A Section125 plan, or a cafeteria plan, allows employees to reduce their compensation in order to pay for certain employee benefits, such as health plan coverage, on a pre-tax basis. To receive this tax advantage, the cafeteria plan must generally pass certain tests that are designed to ensure that the plan does not discriminate in favor of highly compensated employees. If a Section 125 plan fails to pass nondiscrimination testing, highly compensated employees lose the tax benefits of participating in the plan (that is, they must include the benefits or compensation in their income).
Under the Section 125 rules, a highly compensated employee generally means any individual who is:
- An officer;
- A share holder owning more than 5 percent of the voting power or value of all classes of stock of the employer;
- Highly compensated; or
- A spouse or dependent of a person described above.
An employee is considered “highly compensated” if he or she had compensation in excess of a specified dollar threshold for the preceding plan year, and, if elected by the employer, was also in the “top-paid group” of employees (that is, the top 20percent). If the preceding plan year is 2019, the dollar threshold is $125,000. If the preceding plan year is2020 or 2021, the dollar threshold is $130,000.
In general, a Section 125 plan must satisfy the following three nondiscrimination tests:
Certain exceptions and safe harbors apply to the cafeteria plan nondiscrimination tests. Because these tests are so complex, employers should work with their benefit advisors or legal counsel when performing cafeteria plan nondiscrimination testing.
Self-Insured Health Plans
Self-insured health plans are subject to nondiscrimination requirements under Code Section105(h). A self-insured health plan is an accident or health plan that reimburses medical care expenses and does not provide this reimbursement through an insurance policy. It includes self-insured group medical plans, as well as most health flexible spending accounts (health FSAs) and health reimbursement arrangements (HRAs).
Under Section 105(h), a self-insured health plan cannot discriminate in favor of highly compensated employees with respect to eligibility or benefits. If a self-insured health plan is discriminatory, highly compensated employees will be taxed on their “excess reimbursements.”
For purposes of Section 105(h) testing, a highly compensated employee means an individual who is:
- One of the five highest-paid officers;
- A shareholder who owns more than 10 percent in value of the stock of the employer; or

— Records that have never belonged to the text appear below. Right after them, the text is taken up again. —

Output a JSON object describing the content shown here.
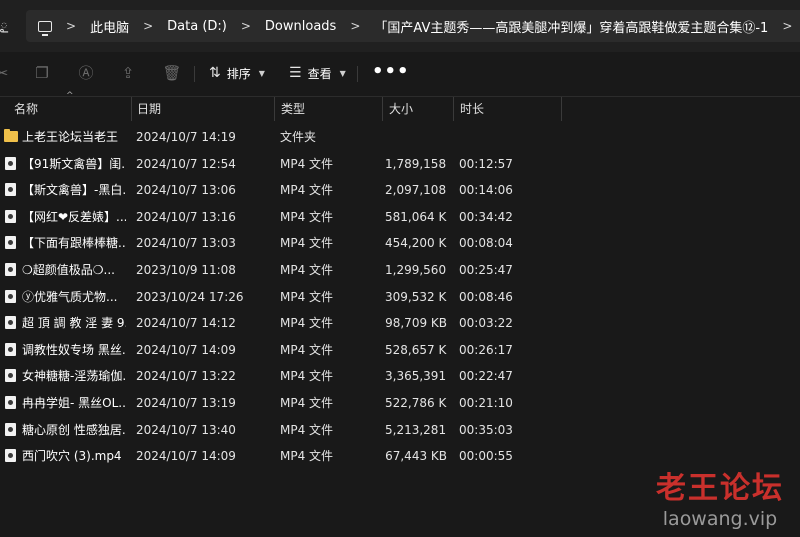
{
  "address_bar": {
    "left_glyph": "ౖ",
    "separator": ">",
    "crumbs": [
      "此电脑",
      "Data (D:)",
      "Downloads",
      "「国产AV主题秀——高跟美腿冲到爆」穿着高跟鞋做爱主题合集⑫-1"
    ]
  },
  "toolbar": {
    "sort_label": "排序",
    "view_label": "查看",
    "more_label": "•••"
  },
  "columns": {
    "name": "名称",
    "date": "日期",
    "type": "类型",
    "size": "大小",
    "duration": "时长"
  },
  "files": [
    {
      "kind": "folder",
      "name": "上老王论坛当老王",
      "date": "2024/10/7 14:19",
      "type": "文件夹",
      "size": "",
      "duration": ""
    },
    {
      "kind": "video",
      "name": "【91斯文禽兽】闺...",
      "date": "2024/10/7 12:54",
      "type": "MP4 文件",
      "size": "1,789,158...",
      "duration": "00:12:57"
    },
    {
      "kind": "video",
      "name": "【斯文禽兽】-黑白...",
      "date": "2024/10/7 13:06",
      "type": "MP4 文件",
      "size": "2,097,108...",
      "duration": "00:14:06"
    },
    {
      "kind": "video",
      "name": "【网红❤反差婊】...",
      "date": "2024/10/7 13:16",
      "type": "MP4 文件",
      "size": "581,064 KB",
      "duration": "00:34:42"
    },
    {
      "kind": "video",
      "name": "【下面有跟棒棒糖...",
      "date": "2024/10/7 13:03",
      "type": "MP4 文件",
      "size": "454,200 KB",
      "duration": "00:08:04"
    },
    {
      "kind": "video",
      "name": "❍超颜值极品❍...",
      "date": "2023/10/9 11:08",
      "type": "MP4 文件",
      "size": "1,299,560...",
      "duration": "00:25:47"
    },
    {
      "kind": "video",
      "name": "ⓨ优雅气质尤物...",
      "date": "2023/10/24 17:26",
      "type": "MP4 文件",
      "size": "309,532 KB",
      "duration": "00:08:46"
    },
    {
      "kind": "video",
      "name": "超 頂 調 教 淫 妻 9...",
      "date": "2024/10/7 14:12",
      "type": "MP4 文件",
      "size": "98,709 KB",
      "duration": "00:03:22"
    },
    {
      "kind": "video",
      "name": "调教性奴专场 黑丝...",
      "date": "2024/10/7 14:09",
      "type": "MP4 文件",
      "size": "528,657 KB",
      "duration": "00:26:17"
    },
    {
      "kind": "video",
      "name": "女神糖糖-淫荡瑜伽...",
      "date": "2024/10/7 13:22",
      "type": "MP4 文件",
      "size": "3,365,391...",
      "duration": "00:22:47"
    },
    {
      "kind": "video",
      "name": "冉冉学姐- 黑丝OL...",
      "date": "2024/10/7 13:19",
      "type": "MP4 文件",
      "size": "522,786 KB",
      "duration": "00:21:10"
    },
    {
      "kind": "video",
      "name": "糖心原创 性感独居...",
      "date": "2024/10/7 13:40",
      "type": "MP4 文件",
      "size": "5,213,281...",
      "duration": "00:35:03"
    },
    {
      "kind": "video",
      "name": "西门吹穴 (3).mp4",
      "date": "2024/10/7 14:09",
      "type": "MP4 文件",
      "size": "67,443 KB",
      "duration": "00:00:55"
    }
  ],
  "watermark": {
    "chinese": "老王论坛",
    "url": "laowang.vip"
  },
  "colors": {
    "background": "#191919",
    "address_bg": "#2b2b2b",
    "folder": "#f0c04a",
    "watermark_red": "#c9302c"
  }
}
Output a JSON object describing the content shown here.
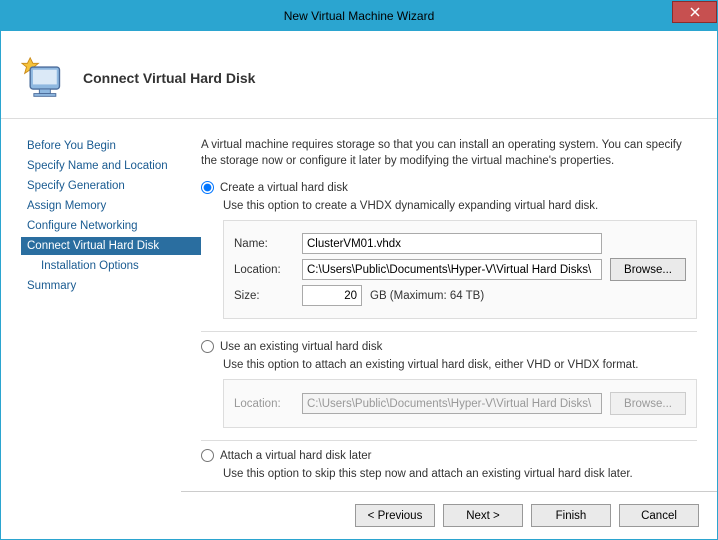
{
  "title": "New Virtual Machine Wizard",
  "header": "Connect Virtual Hard Disk",
  "sidebar": {
    "items": [
      {
        "label": "Before You Begin"
      },
      {
        "label": "Specify Name and Location"
      },
      {
        "label": "Specify Generation"
      },
      {
        "label": "Assign Memory"
      },
      {
        "label": "Configure Networking"
      },
      {
        "label": "Connect Virtual Hard Disk"
      },
      {
        "label": "Installation Options"
      },
      {
        "label": "Summary"
      }
    ]
  },
  "description": "A virtual machine requires storage so that you can install an operating system. You can specify the storage now or configure it later by modifying the virtual machine's properties.",
  "opt1": {
    "label": "Create a virtual hard disk",
    "desc": "Use this option to create a VHDX dynamically expanding virtual hard disk.",
    "name_label": "Name:",
    "name_value": "ClusterVM01.vhdx",
    "loc_label": "Location:",
    "loc_value": "C:\\Users\\Public\\Documents\\Hyper-V\\Virtual Hard Disks\\",
    "browse": "Browse...",
    "size_label": "Size:",
    "size_value": "20",
    "size_suffix": "GB (Maximum: 64 TB)"
  },
  "opt2": {
    "label": "Use an existing virtual hard disk",
    "desc": "Use this option to attach an existing virtual hard disk, either VHD or VHDX format.",
    "loc_label": "Location:",
    "loc_value": "C:\\Users\\Public\\Documents\\Hyper-V\\Virtual Hard Disks\\",
    "browse": "Browse..."
  },
  "opt3": {
    "label": "Attach a virtual hard disk later",
    "desc": "Use this option to skip this step now and attach an existing virtual hard disk later."
  },
  "footer": {
    "prev": "< Previous",
    "next": "Next >",
    "finish": "Finish",
    "cancel": "Cancel"
  }
}
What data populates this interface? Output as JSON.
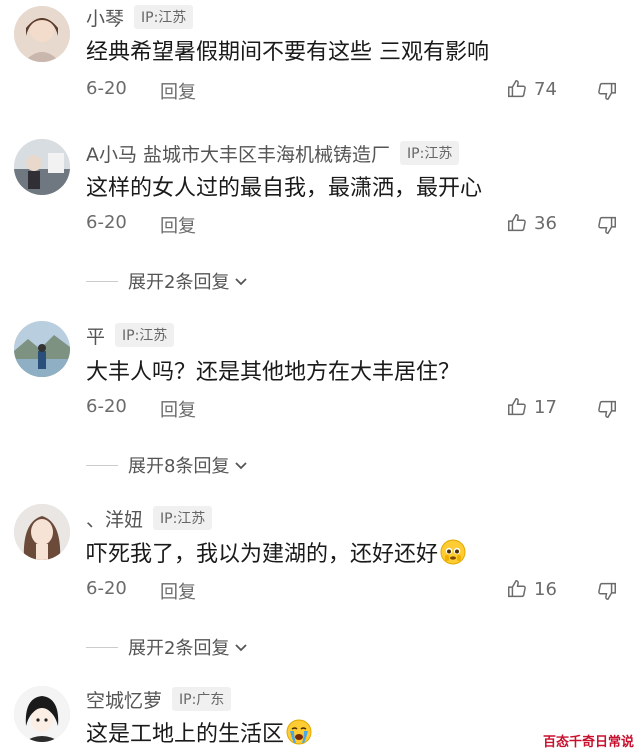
{
  "comments": [
    {
      "username": "小琴",
      "ip": "IP:江苏",
      "text": "经典希望暑假期间不要有这些 三观有影响",
      "date": "6-20",
      "reply_label": "回复",
      "likes": "74"
    },
    {
      "username": "A小马 盐城市大丰区丰海机械铸造厂",
      "ip": "IP:江苏",
      "text": "这样的女人过的最自我，最潇洒，最开心",
      "date": "6-20",
      "reply_label": "回复",
      "likes": "36",
      "expand": "展开2条回复"
    },
    {
      "username": "平",
      "ip": "IP:江苏",
      "text": "大丰人吗？还是其他地方在大丰居住？",
      "date": "6-20",
      "reply_label": "回复",
      "likes": "17",
      "expand": "展开8条回复"
    },
    {
      "username": "、洋妞",
      "ip": "IP:江苏",
      "text": "吓死我了，我以为建湖的，还好还好",
      "date": "6-20",
      "reply_label": "回复",
      "likes": "16",
      "expand": "展开2条回复"
    },
    {
      "username": "空城忆萝",
      "ip": "IP:广东",
      "text": "这是工地上的生活区"
    }
  ],
  "watermark": "百态千奇日常说",
  "icons": {
    "like": "thumbs-up-icon",
    "dislike": "thumbs-down-icon",
    "expand": "chevron-down-icon"
  }
}
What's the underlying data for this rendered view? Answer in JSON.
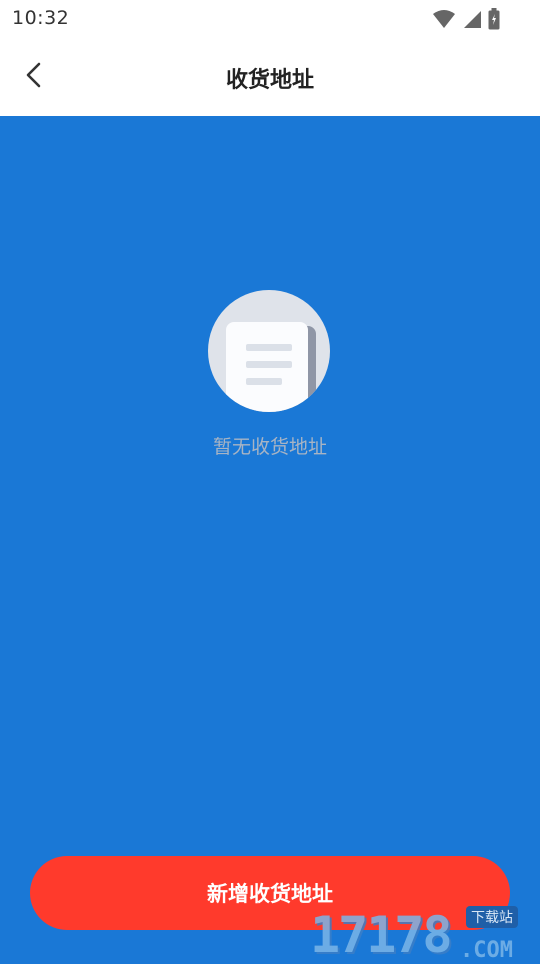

- Among the highest-paid 25 percent of all employees.
The eligibility test looks at whether a sufficient number of non-highly compensated employees benefit under a self-insured health plan. Section 105(h) provides three different ways for a self-insured health plan to pass the eligibility test.
The benefits test analyzes whether the plan provides highly compensated employees with better benefits, either in terms of how the plan is designed or how it operates. A health plan does not satisfy Section 105(h) nondiscrimination testing unless all the benefits provided to participants who are highly compensated employees are provided for all other participants. In addition, all the benefits available for the dependents of highly compensated employees must be available on the same basis for the dependents of all other employees who are participating in the plan.
Because Section 105(h) testing is complex, employers with self-insured plans should work with their benefit advisors when performing this nondiscrimination testing. There are some permitted ways to structure health plan benefits in away that favors highly compensated employees (for example, a separate fully insured group health plan for management employees offered outside of a cafeteria plan), but due to the complicated nature of the rules, employers may want to consult with legal counsel before implementing one of these designs.